Except that a few weeks ago, soldiers waited in ambush at one of the holes in the barrier. They waited with dogs.

The soldiers started firing rubber bullets at [Amla and two friends], and then another group of seven soldiers emerged from the Palestinian side of the fence. They were masked and accompanied by dogs. The frightened young men tried to continue in their flight back to their village, and then the soldiers unleashed the dogs [shasu klavim] on them.

“The dog jumped on me,” says Amla, “grabbed me forcefully, put his claws on my back and then also grabbed me by the neck with his teeth…. I fell facedown. I was suffocating. I felt that I was dead, dead. Unbelievable pain. And I was shouting to the soldiers: ‘Take it [the dog], release me,’ and they didn’t do anything.”

This is far from the first time that Israel has been caught setting dogs on unarmed Palestinians. The military maintains it suspended the practice in 2011, but multiple eyewitnesses and/or victims have come forward and provided testimony that attack dogs are still in use. One case involves an innocent bystanderanother, nonviolent protestors(click the second link for video of the latter event). Moreover, in each of these cases, including Amla’s, dogs were only one source of violence deployed by the soldiers in question: Palestinians typically also find themselves kicked, beaten, or shot at with rubber bullets, and in one case, a soldier dropped a rock directly on a man’s head as he lay—bitten, beaten, and bloodied—on the ground.

Each of these stories is horrible. Each is horrifying. But Amla’s contains two further truths that official Israel has long refused to admit.

The first: Palestinians get around the Security Barrier every day. They supply Israel with cheap, easily exploited labor, and are only stopped when the authorities want to make an example of someone—in which case permits are of no use because (as Amla’s story demonstrates) dogs, fists, and rubber bullets are unleashed before any questions are asked.

The second truth is buried so deep in the well-worn story of the decades-long occupation that it’s almost invisible: The dogs, and the soldiers who handled them, were on the Palestinian side of the fence. Israel is at complete liberty to do what it wants, where it wants, on the West Bank, and the point of its behavior is not merely to keep the respective peoples on their respective sides of a fence constructed ostensibly for that purpose. The point is to demonstrate Israel’s freedom to disrupt and control Palestinian lives at will, and to punish those who question that freedom.

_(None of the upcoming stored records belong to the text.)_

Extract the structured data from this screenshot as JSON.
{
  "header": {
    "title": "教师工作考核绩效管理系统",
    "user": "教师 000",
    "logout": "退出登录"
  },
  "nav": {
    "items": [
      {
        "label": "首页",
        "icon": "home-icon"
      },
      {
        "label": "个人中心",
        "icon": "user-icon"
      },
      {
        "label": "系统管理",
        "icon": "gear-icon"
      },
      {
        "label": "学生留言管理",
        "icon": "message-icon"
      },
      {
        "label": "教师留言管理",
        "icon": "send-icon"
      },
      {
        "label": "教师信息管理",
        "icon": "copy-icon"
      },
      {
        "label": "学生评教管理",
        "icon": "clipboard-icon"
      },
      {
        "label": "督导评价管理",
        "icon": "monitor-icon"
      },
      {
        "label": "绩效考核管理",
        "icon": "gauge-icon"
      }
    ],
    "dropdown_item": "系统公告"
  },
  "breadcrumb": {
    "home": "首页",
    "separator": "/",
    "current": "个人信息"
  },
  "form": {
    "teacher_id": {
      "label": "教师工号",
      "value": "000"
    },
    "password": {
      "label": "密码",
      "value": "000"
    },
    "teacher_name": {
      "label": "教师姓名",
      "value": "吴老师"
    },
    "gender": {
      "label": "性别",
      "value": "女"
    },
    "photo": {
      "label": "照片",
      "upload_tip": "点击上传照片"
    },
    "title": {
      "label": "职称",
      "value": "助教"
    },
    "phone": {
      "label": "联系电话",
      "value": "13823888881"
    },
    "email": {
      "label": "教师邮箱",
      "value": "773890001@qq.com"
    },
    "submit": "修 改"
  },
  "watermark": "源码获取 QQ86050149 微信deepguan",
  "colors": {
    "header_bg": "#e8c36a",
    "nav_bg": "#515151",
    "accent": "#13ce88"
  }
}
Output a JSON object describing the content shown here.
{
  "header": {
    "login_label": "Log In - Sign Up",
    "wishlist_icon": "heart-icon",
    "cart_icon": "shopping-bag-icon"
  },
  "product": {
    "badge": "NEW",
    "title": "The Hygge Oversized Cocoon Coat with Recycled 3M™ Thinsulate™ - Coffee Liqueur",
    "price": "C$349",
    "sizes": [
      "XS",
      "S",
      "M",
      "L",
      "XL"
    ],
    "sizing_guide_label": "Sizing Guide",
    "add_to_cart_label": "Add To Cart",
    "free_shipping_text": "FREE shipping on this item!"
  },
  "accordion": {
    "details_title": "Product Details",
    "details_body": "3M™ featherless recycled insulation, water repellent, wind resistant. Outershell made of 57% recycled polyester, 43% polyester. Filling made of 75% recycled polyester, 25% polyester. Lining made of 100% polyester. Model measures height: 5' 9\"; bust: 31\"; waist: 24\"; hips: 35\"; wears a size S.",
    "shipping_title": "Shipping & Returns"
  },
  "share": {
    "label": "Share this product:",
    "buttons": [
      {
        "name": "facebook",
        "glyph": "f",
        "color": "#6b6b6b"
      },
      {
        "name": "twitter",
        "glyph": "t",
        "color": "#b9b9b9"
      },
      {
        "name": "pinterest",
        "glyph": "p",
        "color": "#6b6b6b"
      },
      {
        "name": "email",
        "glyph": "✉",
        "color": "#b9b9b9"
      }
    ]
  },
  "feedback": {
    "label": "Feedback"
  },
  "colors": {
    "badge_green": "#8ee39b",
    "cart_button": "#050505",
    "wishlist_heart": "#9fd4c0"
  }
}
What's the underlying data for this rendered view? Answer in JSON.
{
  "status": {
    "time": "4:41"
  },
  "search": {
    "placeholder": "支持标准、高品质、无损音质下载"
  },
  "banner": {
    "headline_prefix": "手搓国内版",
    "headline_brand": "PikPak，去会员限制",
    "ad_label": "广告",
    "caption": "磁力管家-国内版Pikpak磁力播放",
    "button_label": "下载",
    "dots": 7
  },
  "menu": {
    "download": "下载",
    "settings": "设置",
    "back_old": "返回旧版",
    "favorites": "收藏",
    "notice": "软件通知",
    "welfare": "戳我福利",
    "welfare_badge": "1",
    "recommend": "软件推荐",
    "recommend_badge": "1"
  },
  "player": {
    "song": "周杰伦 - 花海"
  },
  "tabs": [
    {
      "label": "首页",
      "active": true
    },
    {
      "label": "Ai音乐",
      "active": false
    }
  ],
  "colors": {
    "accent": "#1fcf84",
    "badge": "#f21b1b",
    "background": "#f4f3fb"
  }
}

It’s odd that after all these years and all this writing about the occupation and its inhumanities, I managed to miss “leshasot klavim,” but these things happen.

The real problem is that official Israel is banking on the fact that a lot of us will miss the phrase, and that even more of us won’t notice the activity. That we’ll sit under the bright Jerusalem sky or in our favorite coffee shops in Manhattan, Chicago, and Los Angeles, and Mohammad Amla will mean as little to us as he means to them. That we won’t give a moment’s thought to Jewish soldiers setting attack dogs on a refugee people.

Crossposted from Open Zion/The Daily Beast.

Photo source Alex Levac for HaAretz